Towing and hauling capability is down by a couple hundred pounds on both fronts versus the ZR2. Max trailering registers at 5,500 pounds and payload sits at 1,050 pounds, which is roughly the weight of one female actual bison. Of course, the 5-foot-2 bed and giant spare tire will make hauling one difficult.
In terms of aesthetics, besides the AEV bumpers and body protection, the Bison gets the “Flowtie” front Chevy badge and Bison badges. The interior adds all-weather floor mats and AEV headrest logos, but is otherwise the same as the ZR2, which features a few softer materials on the dash and elsewhere as in other upper-trim Colorados.
Pricing was not available at the time of this writing, but let’s assume that it will be comparable to the $8,440 package price tag of the Silverado ZR2 Bison. Assuming a slight bump on the ZR2 base price for 2024, it seems fair to assume a starting point of around $58,000 after destination. Throw on the Technology and Convenience packages of our test truck, and you’re likely looking at a shade over $60,000.
If our estimates are correct, that’s obviously extraordinarily expensive for a midsize pickup. But when you’re talking about hardcore off-road vehicles, it’s really not. The four-door Ford Bronco Wildtrak or Badlands with Sasquatch package are right around $60,000, ditto the new, hardcorer Jeep Wrangler Rubicon X. A Jeep Gladiator Mojave is probably the closest pickup in general concept and starts at around $50,000, but the equipment doesn’t line up, including the availability of 35-inch tires. None of the above offer the wizardry of the Multimatic dampers.
In case you’re wondering, the Chevrolet Silverado ZR2 Bison starts at $80,730. Even if my bank account was grand enough to not notice the difference between the two, I would still get the Colorado. A back-to-back drive of the standard Colorado ZR2 and Silverado ZR2 on a sandy desert course made that choice remarkably simple. I had fun on that course in the Colorado – it was nimble, athletic, and the structure felt tauter over bigger impacts. By contrast, I simply completed the course in the Silverado – yes, it still has the Multimatic dampers, but there’s no escaping its size, even in a relatively wide-open environment. There’s also no way we could’ve gone through that rock gauntlet in a Silverado, be it light duty 1500s or the 2500s HD Bison we also drove out in the desert, albeit less extensively. They’re just too wide.

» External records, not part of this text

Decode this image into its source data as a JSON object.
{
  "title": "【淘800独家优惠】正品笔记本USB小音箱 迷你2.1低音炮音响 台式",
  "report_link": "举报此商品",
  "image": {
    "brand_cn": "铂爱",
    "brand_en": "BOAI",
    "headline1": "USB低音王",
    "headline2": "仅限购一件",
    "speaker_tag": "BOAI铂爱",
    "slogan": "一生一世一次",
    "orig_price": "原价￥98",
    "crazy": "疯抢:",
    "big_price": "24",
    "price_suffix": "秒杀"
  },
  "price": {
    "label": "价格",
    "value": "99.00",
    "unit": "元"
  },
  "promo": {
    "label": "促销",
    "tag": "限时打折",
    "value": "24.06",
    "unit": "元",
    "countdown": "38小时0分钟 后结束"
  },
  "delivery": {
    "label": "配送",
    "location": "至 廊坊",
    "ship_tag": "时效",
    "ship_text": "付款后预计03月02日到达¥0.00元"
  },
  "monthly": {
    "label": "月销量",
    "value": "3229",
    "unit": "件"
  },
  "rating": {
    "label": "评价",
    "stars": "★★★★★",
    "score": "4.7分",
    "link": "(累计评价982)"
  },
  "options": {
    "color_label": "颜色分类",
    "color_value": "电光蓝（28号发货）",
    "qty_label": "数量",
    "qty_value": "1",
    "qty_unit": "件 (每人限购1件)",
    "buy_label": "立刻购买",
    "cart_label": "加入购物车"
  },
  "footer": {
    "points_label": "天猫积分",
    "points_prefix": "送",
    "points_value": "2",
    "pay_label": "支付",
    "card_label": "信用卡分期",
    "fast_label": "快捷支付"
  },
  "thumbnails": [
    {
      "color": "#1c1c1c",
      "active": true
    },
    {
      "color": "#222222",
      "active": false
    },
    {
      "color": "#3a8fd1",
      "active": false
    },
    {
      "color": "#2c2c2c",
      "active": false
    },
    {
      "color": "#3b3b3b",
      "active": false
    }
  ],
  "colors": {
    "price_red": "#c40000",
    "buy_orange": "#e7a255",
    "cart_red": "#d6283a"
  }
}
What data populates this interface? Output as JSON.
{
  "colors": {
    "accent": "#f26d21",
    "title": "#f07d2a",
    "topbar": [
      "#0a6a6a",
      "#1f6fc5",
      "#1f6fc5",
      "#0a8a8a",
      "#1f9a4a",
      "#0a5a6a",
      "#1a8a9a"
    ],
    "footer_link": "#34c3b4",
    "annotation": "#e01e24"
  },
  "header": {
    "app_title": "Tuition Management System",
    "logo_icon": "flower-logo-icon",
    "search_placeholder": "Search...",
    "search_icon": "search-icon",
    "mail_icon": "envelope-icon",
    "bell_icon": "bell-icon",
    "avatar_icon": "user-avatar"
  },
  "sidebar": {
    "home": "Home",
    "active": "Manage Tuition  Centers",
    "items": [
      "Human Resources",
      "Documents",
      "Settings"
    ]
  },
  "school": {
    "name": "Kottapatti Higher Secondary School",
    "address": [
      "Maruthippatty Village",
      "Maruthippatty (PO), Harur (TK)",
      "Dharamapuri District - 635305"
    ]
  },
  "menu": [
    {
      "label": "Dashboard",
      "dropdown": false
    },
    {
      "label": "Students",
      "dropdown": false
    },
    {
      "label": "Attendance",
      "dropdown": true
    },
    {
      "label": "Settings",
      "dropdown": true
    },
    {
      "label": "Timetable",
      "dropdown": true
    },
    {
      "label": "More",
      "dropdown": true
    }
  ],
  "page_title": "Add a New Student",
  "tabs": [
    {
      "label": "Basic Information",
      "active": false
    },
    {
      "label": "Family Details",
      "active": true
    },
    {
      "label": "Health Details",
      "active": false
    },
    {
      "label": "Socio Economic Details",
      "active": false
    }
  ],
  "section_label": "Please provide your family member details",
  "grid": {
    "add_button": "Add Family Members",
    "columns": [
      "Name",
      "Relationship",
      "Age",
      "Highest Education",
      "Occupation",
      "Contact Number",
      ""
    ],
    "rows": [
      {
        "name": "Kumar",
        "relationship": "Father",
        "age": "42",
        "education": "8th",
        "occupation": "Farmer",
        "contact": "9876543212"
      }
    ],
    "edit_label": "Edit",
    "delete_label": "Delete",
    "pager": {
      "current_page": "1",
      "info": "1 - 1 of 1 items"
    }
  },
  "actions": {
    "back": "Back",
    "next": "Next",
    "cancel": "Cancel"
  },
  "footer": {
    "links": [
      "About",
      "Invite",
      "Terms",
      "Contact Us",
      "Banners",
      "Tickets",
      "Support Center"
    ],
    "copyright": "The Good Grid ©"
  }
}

Really, then, it comes down to whether the Bison is worth the extra several thousand dollars over the standard ZR2? It is unquestionably the more capable and comfortable off-road truck. It looks cooler and is more exclusive. If you get the standard ZR2, someone will inevitably ask, “Is that the Bison?!?” and your answer will make you sad. I think that probably answers the question.